» DIRECTIONS FOR THIS TASK
In the data that follows, count each line with the string "initial"; the reply is the number only.

» Items from a data source
★ ★ ★ ★ ★

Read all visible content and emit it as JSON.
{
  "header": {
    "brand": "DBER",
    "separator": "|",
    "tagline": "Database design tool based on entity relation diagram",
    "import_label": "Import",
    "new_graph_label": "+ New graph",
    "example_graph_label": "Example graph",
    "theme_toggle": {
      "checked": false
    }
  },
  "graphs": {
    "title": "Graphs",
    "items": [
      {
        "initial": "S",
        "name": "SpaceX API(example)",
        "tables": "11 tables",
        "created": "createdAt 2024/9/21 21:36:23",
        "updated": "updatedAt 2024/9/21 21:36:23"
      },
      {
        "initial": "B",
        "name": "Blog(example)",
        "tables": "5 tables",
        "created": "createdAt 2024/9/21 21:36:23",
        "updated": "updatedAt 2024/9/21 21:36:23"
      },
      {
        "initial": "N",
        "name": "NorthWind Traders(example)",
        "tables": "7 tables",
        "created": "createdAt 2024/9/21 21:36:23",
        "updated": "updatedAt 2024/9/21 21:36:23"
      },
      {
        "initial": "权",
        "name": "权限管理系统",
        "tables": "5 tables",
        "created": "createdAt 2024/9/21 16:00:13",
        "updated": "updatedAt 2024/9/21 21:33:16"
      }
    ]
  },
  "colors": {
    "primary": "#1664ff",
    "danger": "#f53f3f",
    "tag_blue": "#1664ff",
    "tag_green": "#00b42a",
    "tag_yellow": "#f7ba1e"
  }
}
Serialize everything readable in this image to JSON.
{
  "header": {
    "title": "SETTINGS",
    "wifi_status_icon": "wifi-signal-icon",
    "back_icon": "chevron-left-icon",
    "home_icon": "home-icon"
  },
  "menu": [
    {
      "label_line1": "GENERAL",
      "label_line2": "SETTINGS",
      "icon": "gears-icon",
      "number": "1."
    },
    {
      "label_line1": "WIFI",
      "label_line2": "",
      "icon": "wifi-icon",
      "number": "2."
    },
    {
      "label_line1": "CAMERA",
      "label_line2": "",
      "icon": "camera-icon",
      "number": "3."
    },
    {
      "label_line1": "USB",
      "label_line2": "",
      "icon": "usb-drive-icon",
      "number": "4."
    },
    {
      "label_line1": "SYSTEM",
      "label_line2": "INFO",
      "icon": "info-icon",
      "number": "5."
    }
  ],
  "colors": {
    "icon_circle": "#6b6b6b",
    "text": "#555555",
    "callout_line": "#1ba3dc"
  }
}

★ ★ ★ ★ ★

» EXERCISE ANSWER
4